_Provided data_
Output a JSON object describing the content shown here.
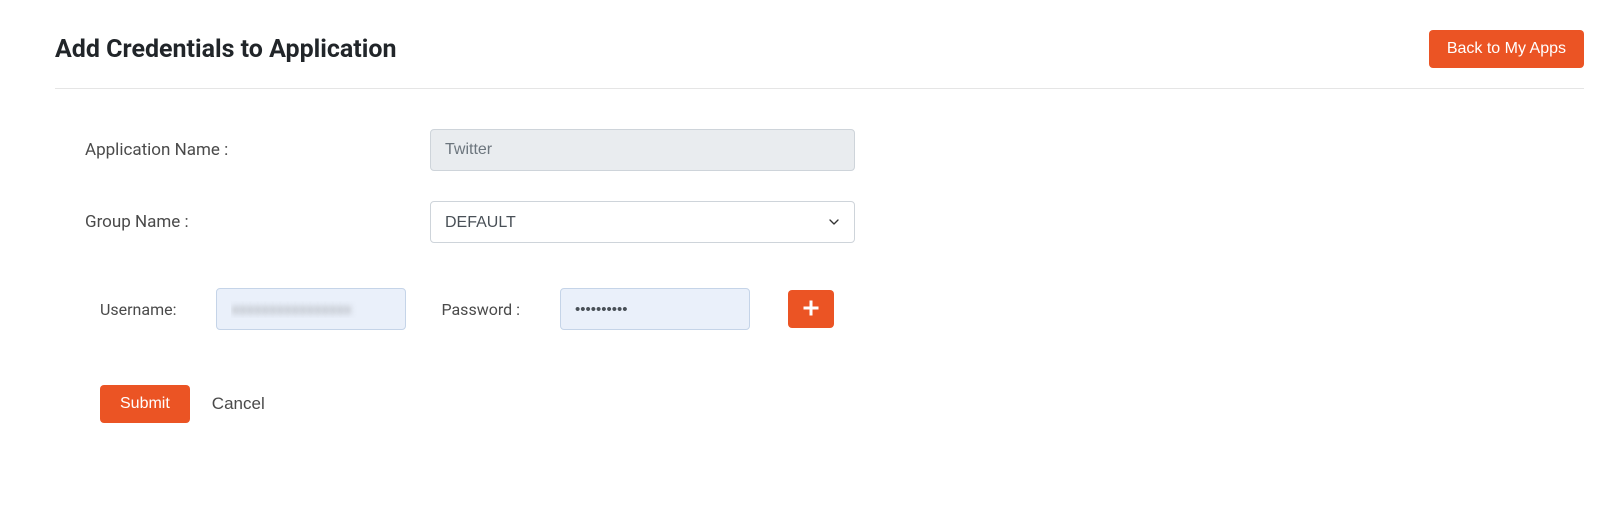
{
  "header": {
    "title": "Add Credentials to Application",
    "back_button": "Back to My Apps"
  },
  "form": {
    "app_name_label": "Application Name :",
    "app_name_value": "Twitter",
    "group_name_label": "Group Name :",
    "group_name_value": "DEFAULT",
    "username_label": "Username:",
    "username_value": "xxxxxxxxxxxxxxxx",
    "password_label": "Password :",
    "password_value": "••••••••••"
  },
  "actions": {
    "submit": "Submit",
    "cancel": "Cancel"
  }
}
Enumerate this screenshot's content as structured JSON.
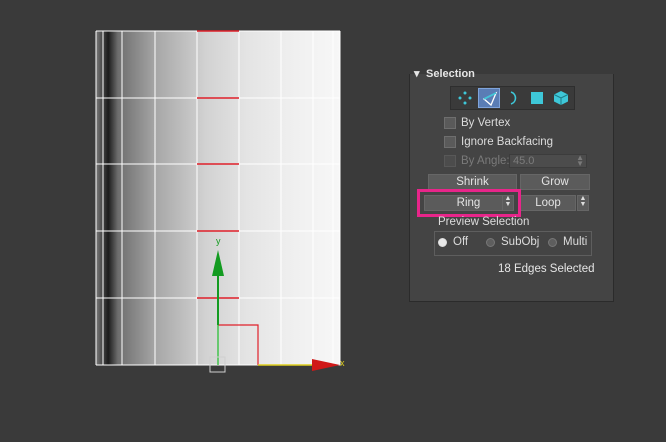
{
  "viewport": {
    "axis_y_label": "y",
    "axis_x_label": "x"
  },
  "selection_rollout": {
    "title": "Selection",
    "modes": [
      {
        "name": "vertex-icon",
        "active": false
      },
      {
        "name": "edge-icon",
        "active": true
      },
      {
        "name": "border-icon",
        "active": false
      },
      {
        "name": "polygon-icon",
        "active": false
      },
      {
        "name": "element-icon",
        "active": false
      }
    ],
    "by_vertex": "By Vertex",
    "ignore_backfacing": "Ignore Backfacing",
    "by_angle": "By Angle:",
    "angle_value": "45.0",
    "shrink": "Shrink",
    "grow": "Grow",
    "ring": "Ring",
    "loop": "Loop",
    "preview_selection": "Preview Selection",
    "preview_options": [
      "Off",
      "SubObj",
      "Multi"
    ],
    "preview_selected": "Off",
    "status": "18 Edges Selected"
  },
  "colors": {
    "selected_edge": "#e0202a",
    "highlight_box": "#e8258a",
    "active_mode": "#5a7db5"
  }
}
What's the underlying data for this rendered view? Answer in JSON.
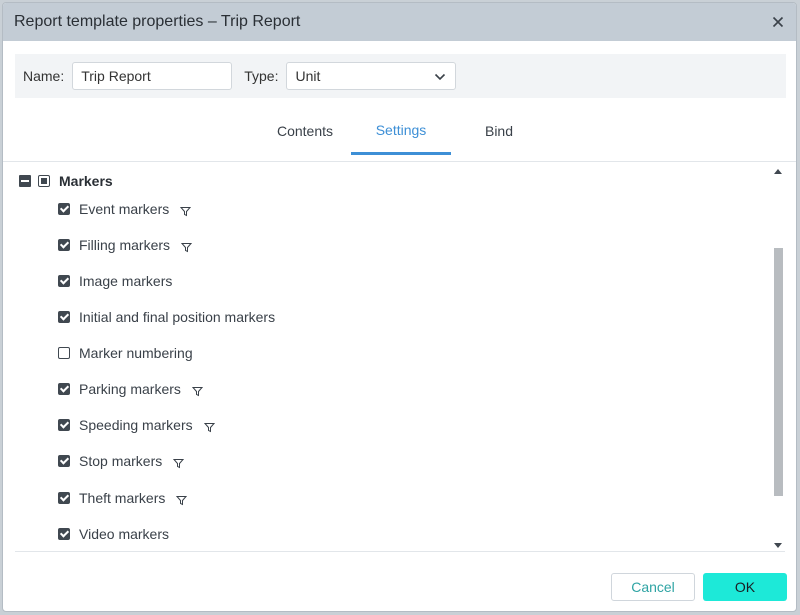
{
  "dialog": {
    "title": "Report template properties – Trip Report"
  },
  "form": {
    "name_label": "Name:",
    "name_value": "Trip Report",
    "type_label": "Type:",
    "type_value": "Unit"
  },
  "tabs": [
    {
      "label": "Contents",
      "active": false
    },
    {
      "label": "Settings",
      "active": true
    },
    {
      "label": "Bind",
      "active": false
    }
  ],
  "tree": {
    "group_label": "Markers",
    "items": [
      {
        "label": "Event markers",
        "checked": true,
        "filter": true
      },
      {
        "label": "Filling markers",
        "checked": true,
        "filter": true
      },
      {
        "label": "Image markers",
        "checked": true,
        "filter": false
      },
      {
        "label": "Initial and final position markers",
        "checked": true,
        "filter": false
      },
      {
        "label": "Marker numbering",
        "checked": false,
        "filter": false
      },
      {
        "label": "Parking markers",
        "checked": true,
        "filter": true
      },
      {
        "label": "Speeding markers",
        "checked": true,
        "filter": true
      },
      {
        "label": "Stop markers",
        "checked": true,
        "filter": true
      },
      {
        "label": "Theft markers",
        "checked": true,
        "filter": true
      },
      {
        "label": "Video markers",
        "checked": true,
        "filter": false
      }
    ]
  },
  "buttons": {
    "cancel_label": "Cancel",
    "ok_label": "OK"
  },
  "colors": {
    "accent": "#3d8fd6",
    "ok_button": "#1de9d8",
    "cancel_text": "#2fa4a4",
    "titlebar": "#c3ccd5"
  },
  "icons": {
    "close": "close-icon",
    "dropdown": "chevron-down-icon",
    "filter": "filter-icon"
  }
}
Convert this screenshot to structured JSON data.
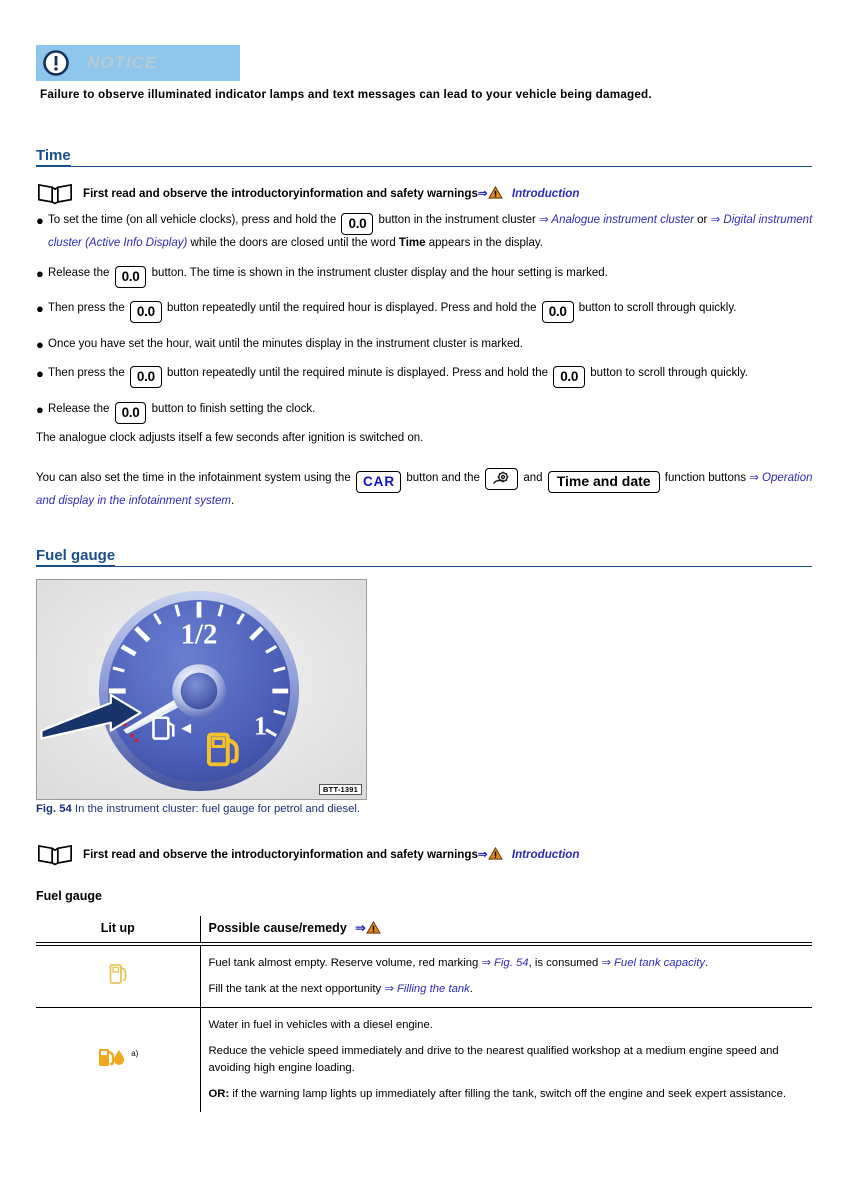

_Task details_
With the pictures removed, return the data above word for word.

_Reply to the exercise_
Output a JSON object describing the content shown here.
{
  "header": {
    "title": "Add Credentials to Application",
    "back_button": "Back to My Apps"
  },
  "form": {
    "app_name_label": "Application Name :",
    "app_name_value": "Twitter",
    "group_name_label": "Group Name :",
    "group_name_value": "DEFAULT",
    "username_label": "Username:",
    "username_value": "xxxxxxxxxxxxxxxx",
    "password_label": "Password :",
    "password_value": "••••••••••"
  },
  "actions": {
    "submit": "Submit",
    "cancel": "Cancel"
  }
}
Enumerate this screenshot's content as structured JSON.
{
  "viewport": {
    "axis_y_label": "y",
    "axis_x_label": "x"
  },
  "selection_rollout": {
    "title": "Selection",
    "modes": [
      {
        "name": "vertex-icon",
        "active": false
      },
      {
        "name": "edge-icon",
        "active": true
      },
      {
        "name": "border-icon",
        "active": false
      },
      {
        "name": "polygon-icon",
        "active": false
      },
      {
        "name": "element-icon",
        "active": false
      }
    ],
    "by_vertex": "By Vertex",
    "ignore_backfacing": "Ignore Backfacing",
    "by_angle": "By Angle:",
    "angle_value": "45.0",
    "shrink": "Shrink",
    "grow": "Grow",
    "ring": "Ring",
    "loop": "Loop",
    "preview_selection": "Preview Selection",
    "preview_options": [
      "Off",
      "SubObj",
      "Multi"
    ],
    "preview_selected": "Off",
    "status": "18 Edges Selected"
  },
  "colors": {
    "selected_edge": "#e0202a",
    "highlight_box": "#e8258a",
    "active_mode": "#5a7db5"
  }
}
What's the underlying data for this rendered view? Answer in JSON.
{
  "dialog": {
    "title": "Report template properties – Trip Report"
  },
  "form": {
    "name_label": "Name:",
    "name_value": "Trip Report",
    "type_label": "Type:",
    "type_value": "Unit"
  },
  "tabs": [
    {
      "label": "Contents",
      "active": false
    },
    {
      "label": "Settings",
      "active": true
    },
    {
      "label": "Bind",
      "active": false
    }
  ],
  "tree": {
    "group_label": "Markers",
    "items": [
      {
        "label": "Event markers",
        "checked": true,
        "filter": true
      },
      {
        "label": "Filling markers",
        "checked": true,
        "filter": true
      },
      {
        "label": "Image markers",
        "checked": true,
        "filter": false
      },
      {
        "label": "Initial and final position markers",
        "checked": true,
        "filter": false
      },
      {
        "label": "Marker numbering",
        "checked": false,
        "filter": false
      },
      {
        "label": "Parking markers",
        "checked": true,
        "filter": true
      },
      {
        "label": "Speeding markers",
        "checked": true,
        "filter": true
      },
      {
        "label": "Stop markers",
        "checked": true,
        "filter": true
      },
      {
        "label": "Theft markers",
        "checked": true,
        "filter": true
      },
      {
        "label": "Video markers",
        "checked": true,
        "filter": false
      }
    ]
  },
  "buttons": {
    "cancel_label": "Cancel",
    "ok_label": "OK"
  },
  "colors": {
    "accent": "#3d8fd6",
    "ok_button": "#1de9d8",
    "cancel_text": "#2fa4a4",
    "titlebar": "#c3ccd5"
  },
  "icons": {
    "close": "close-icon",
    "dropdown": "chevron-down-icon",
    "filter": "filter-icon"
  }
}
Convert this screenshot to structured JSON data.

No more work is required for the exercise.